====== PROVIDED DATA
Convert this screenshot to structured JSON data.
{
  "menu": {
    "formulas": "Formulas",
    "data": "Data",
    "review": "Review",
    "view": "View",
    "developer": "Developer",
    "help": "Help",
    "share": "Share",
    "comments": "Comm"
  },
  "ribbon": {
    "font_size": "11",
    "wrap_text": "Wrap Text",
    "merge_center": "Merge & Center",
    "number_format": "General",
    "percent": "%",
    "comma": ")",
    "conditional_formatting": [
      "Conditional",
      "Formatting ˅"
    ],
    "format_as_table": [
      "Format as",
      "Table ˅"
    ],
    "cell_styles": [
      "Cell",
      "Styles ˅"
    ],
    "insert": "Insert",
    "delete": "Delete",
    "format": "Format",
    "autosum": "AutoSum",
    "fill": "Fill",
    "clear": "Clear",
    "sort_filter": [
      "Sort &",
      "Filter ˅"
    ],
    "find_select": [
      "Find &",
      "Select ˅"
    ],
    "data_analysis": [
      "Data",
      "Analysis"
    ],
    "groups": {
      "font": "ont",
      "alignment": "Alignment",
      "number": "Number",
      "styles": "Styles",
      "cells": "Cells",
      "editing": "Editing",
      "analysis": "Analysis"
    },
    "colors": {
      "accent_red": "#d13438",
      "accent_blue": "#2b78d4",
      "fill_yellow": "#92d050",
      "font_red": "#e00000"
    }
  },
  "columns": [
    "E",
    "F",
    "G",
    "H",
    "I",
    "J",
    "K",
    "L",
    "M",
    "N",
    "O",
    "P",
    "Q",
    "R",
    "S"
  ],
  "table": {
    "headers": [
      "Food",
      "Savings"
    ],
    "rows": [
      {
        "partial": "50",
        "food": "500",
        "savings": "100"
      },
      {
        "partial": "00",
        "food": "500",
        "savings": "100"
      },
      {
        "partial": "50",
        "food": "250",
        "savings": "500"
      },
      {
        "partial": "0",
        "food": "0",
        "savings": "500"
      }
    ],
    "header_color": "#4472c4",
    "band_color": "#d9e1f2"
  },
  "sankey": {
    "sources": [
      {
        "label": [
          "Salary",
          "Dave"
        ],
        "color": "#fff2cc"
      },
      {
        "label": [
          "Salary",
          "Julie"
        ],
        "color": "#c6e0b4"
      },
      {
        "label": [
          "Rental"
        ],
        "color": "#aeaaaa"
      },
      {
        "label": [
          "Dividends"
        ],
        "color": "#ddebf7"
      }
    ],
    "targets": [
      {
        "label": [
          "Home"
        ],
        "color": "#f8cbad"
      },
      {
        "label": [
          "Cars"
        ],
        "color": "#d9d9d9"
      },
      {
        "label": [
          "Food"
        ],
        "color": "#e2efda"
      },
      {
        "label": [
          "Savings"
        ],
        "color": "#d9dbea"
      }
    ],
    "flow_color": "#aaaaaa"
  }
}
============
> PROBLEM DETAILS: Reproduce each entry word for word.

> SOLUTION TO THE PROBLEM:
Convert this screenshot to structured JSON data.
{
  "menu": {
    "formulas": "Formulas",
    "data": "Data",
    "review": "Review",
    "view": "View",
    "developer": "Developer",
    "help": "Help",
    "share": "Share",
    "comments": "Comm"
  },
  "ribbon": {
    "font_size": "11",
    "wrap_text": "Wrap Text",
    "merge_center": "Merge & Center",
    "number_format": "General",
    "percent": "%",
    "comma": ")",
    "conditional_formatting": [
      "Conditional",
      "Formatting ˅"
    ],
    "format_as_table": [
      "Format as",
      "Table ˅"
    ],
    "cell_styles": [
      "Cell",
      "Styles ˅"
    ],
    "insert": "Insert",
    "delete": "Delete",
    "format": "Format",
    "autosum": "AutoSum",
    "fill": "Fill",
    "clear": "Clear",
    "sort_filter": [
      "Sort &",
      "Filter ˅"
    ],
    "find_select": [
      "Find &",
      "Select ˅"
    ],
    "data_analysis": [
      "Data",
      "Analysis"
    ],
    "groups": {
      "font": "ont",
      "alignment": "Alignment",
      "number": "Number",
      "styles": "Styles",
      "cells": "Cells",
      "editing": "Editing",
      "analysis": "Analysis"
    },
    "colors": {
      "accent_red": "#d13438",
      "accent_blue": "#2b78d4",
      "fill_yellow": "#92d050",
      "font_red": "#e00000"
    }
  },
  "columns": [
    "E",
    "F",
    "G",
    "H",
    "I",
    "J",
    "K",
    "L",
    "M",
    "N",
    "O",
    "P",
    "Q",
    "R",
    "S"
  ],
  "table": {
    "headers": [
      "Food",
      "Savings"
    ],
    "rows": [
      {
        "partial": "50",
        "food": "500",
        "savings": "100"
      },
      {
        "partial": "00",
        "food": "500",
        "savings": "100"
      },
      {
        "partial": "50",
        "food": "250",
        "savings": "500"
      },
      {
        "partial": "0",
        "food": "0",
        "savings": "500"
      }
    ],
    "header_color": "#4472c4",
    "band_color": "#d9e1f2"
  },
  "sankey": {
    "sources": [
      {
        "label": [
          "Salary",
          "Dave"
        ],
        "color": "#fff2cc"
      },
      {
        "label": [
          "Salary",
          "Julie"
        ],
        "color": "#c6e0b4"
      },
      {
        "label": [
          "Rental"
        ],
        "color": "#aeaaaa"
      },
      {
        "label": [
          "Dividends"
        ],
        "color": "#ddebf7"
      }
    ],
    "targets": [
      {
        "label": [
          "Home"
        ],
        "color": "#f8cbad"
      },
      {
        "label": [
          "Cars"
        ],
        "color": "#d9d9d9"
      },
      {
        "label": [
          "Food"
        ],
        "color": "#e2efda"
      },
      {
        "label": [
          "Savings"
        ],
        "color": "#d9dbea"
      }
    ],
    "flow_color": "#aaaaaa"
  }
}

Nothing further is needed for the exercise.